When Hamas takes center stage in realm of world opinion

Although the UN General Assembly vote condemning Hamas did not pass, all sides have chalked it up as a victory.

US Ambassador to the United Nations Nikki Haley speaks to the General Assembly before a vote in the General Assembly June 13, 2018 in New York.  (photo credit: DON EMMERT / AFP)
US Ambassador to the United Nations Nikki Haley speaks to the General Assembly before a vote in the General Assembly June 13, 2018 in New York.
(photo credit: DON EMMERT / AFP)
The United Nations General Assembly voted on a resolution last week that if passed would have condemned Hamas, the terrorist group that controls the Gaza Strip. Though the measure failed to muster the necessary support, Israel, the Palestinian Authority (PA) and Hamas all claimed victory.
Prime Minister Benjamin Netanyahu praised the “sweeping majority” and “principled stand” of those who voted in favor of the United States-drafted resolution.
On the other hand, Hamas spokesman Sami Abu Zahri tweeted that, “the failure of the American venture at the UN represents a slap to the US administration and confirmation of the legitimacy of the resistance.”

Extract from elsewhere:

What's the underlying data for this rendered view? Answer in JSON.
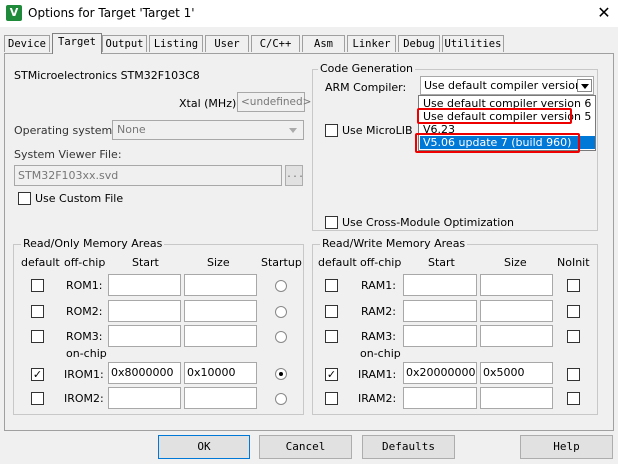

PA President Mahmoud Abbas likewise hailed the result, even though his Ramallah-based government has for over a decade repeatedly clashed with Hamas. The PA leader stressed that under no circumstances would he “allow for the condemnation of the Palestinian national struggle.”
Utilizing what some observers have decried as an underhanded tactic, members of the assembly approved a preliminary motion requiring a two-thirds majority for the American resolution to succeed. This effectively ensured its failure and was done even though past votes in the GA have required only a simple majority to pass.
The draft, put forth by outgoing US ambassador to the UN Nikki Haley, won 87 votes compared to 58 against and 32 abstentions in the 193-seat body.
“In the Middle East everyone declares victory regardless of the results,” Yossi Mekelberg, Professor of International Relations at Regent’s University in London, told The Media Line.
A majority denounced the group's indiscriminate firing of rockets into Israel; use of burning kites and balloons; and construction of tunnels for the purpose of attacking the Jewish state, he explained. Yet there were some countries like Guatemala and Japan that hedged their bets, so to speak, by supporting the first motion requiring the two-thirds threshold and then voting in favor of the resolution.
“I suspect that there are two minds on this issue," Prof. Mekelberg related. "These countries wanted to condemn Hamas, but they didn’t want to make it too easy considering the dire conditions in Gaza. It says to Israel ‘yes, we support you against Hamas’ aggression, but the violence is also happening in a context.’ And this is the duality by which some countries try to send a message.
“Yet I am not so sure Hamas can record a victory here with 87 countries voting against them." Responding to the fact that most Arab countries voted against the measure, Prof.
Mekelberg cautioned that one should not put “the whole Arab world in one basket” as Hamas is viewed differently in each nation.
“It is important to differentiate between what people think on the so-called ‘Arab street’ and what governments do. The former are generally sympathetic with the underdog Hamas and its fight against ‘occupation’ and the Israeli naval blockade of Gaza.”
But when it comes to the latter things are murkier. States like Qatar, which is close to Hamas, represents the discord in the Arab world over support for such groups. “Many states cannot back Hamas too closely because that would mean they endorse similar movements in their own countries,” Prof. Mekelberg concluded.
Brig. Gen. (res.) Nitzan Nuriel, the former director of the Counter-Terrorism Bureau at the Israeli Prime Minster’s Office, conveyed to The Media Line that “we are living in an era when all sides can declare victory and it is the truth.
“From Hamas’ point of view, they succeeded as the resolution did not pass. But from Israel’s perspective, for the first time a resolution like that had a chance of going through.
Yet Israel still needs to ask itself why so many states which requested the two-thirds majority still support the Jewish state." “This sends Israel a message that ‘we can support you, but only if the resolution is meaningless.’ In this sense, I belong to those who are asking very pragmatic questions: What has really been changed because of the vote? The real issues are not taking place in the UN. If that body really wants to change things, they could take much more dramatic decisions than just vote against Hamas,” Nuriel added.
“What can really affect Hamas is what the pragmatic Sunni states are prepared to do. They have much more influence on the group than other organs or states."